Kathryn Smith, Lorien DeBruyn, David Martin, Kyle Ashby, Wairìmú Njambi, Ph.D.
The Technology of Motherhood and Fatherhood
Carrie A. Goethel
Effects of Prescribed Burning on Native and Exotic Herpetofauna in Florida Pine Flatwoods
Theresa E. Smith
Territory Size of the Florida Scrub-Jay (Aphelocoma coerulescens) at Savannas Preserve State Park
Meghan Jameson, Jon Moore, Ph. D.
Niche Adjustment of the Brown Anoles after the Introduction of the Curlytail Lizard
Peter Steele, Julie L. Earles, Ph.D., Alan W. Kersten, Ph.D.
Memory for Events: Distraction
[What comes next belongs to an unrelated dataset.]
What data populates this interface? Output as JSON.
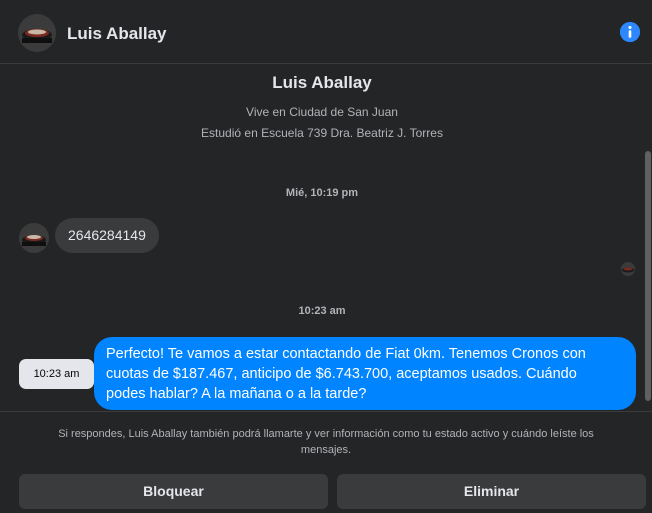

Walter Jean-Vertus, Eugene Smith, Ph. D.
An Analysis of Gold in Seawater Using Ion Exchange Chromatography and Atomic Absorption Spectroscopy
Tara Sycz, Peter Steele, Julie L. Earles, Ph.D., Alan W. Kersten, Ph.D.
Memory and Aging: Familiar Actor Photos
Carolyn Kulb, Samantha Montgomery, Jarred Reiling, Wairìmú Njambi, Ph.D.
Scientific Racism and Forced Sterilization
Andrea Thomasson, Jon Moore, Ph.D.
Demographics of Gopher Tortoises (gopherus polyphemus) affected with Upper Respiratory Tract Disease in a South Florida Community
Andrea Lopez, Danielle Boutte, Julie L. Earles, Ph.D., Alan W. Kersten, Ph.D.
Effects of Mugshot Viewing on Memory for Events
Kathryn Tiling, C. Edward Proffitt, Ph.D., Jon Moore, Ph.D.
The effects of the cyanobacterium Lyngbya majuscula and artificial shading on the seagrass Halodule wrightii
Michael Mallen, Nicholas J. Quintyne, Ph.D.
Differential Functionality of Microtubule Binding Motifs in the p150glued Subunit of Dynactin
Jennifer Wiseman, Dani Boutté, Julie L. Earles, Ph.D., Alan W. Kersten, Ph.D.
Memory for Observed Events: Actor and Action Frequency
Heather Marchetti
The Analysis of the Chemical Composition of Latent Fingerprints Collects Over Time by Gas Chromatography-Mass Spectrometry
Rachel Zech, James Wetterer, Ph.D.
Human mate selection: phenotype-matching for birth order

Send comments to Michael Harrawood (mharrawo@fau.edu).

 
Last Modified 11/21/13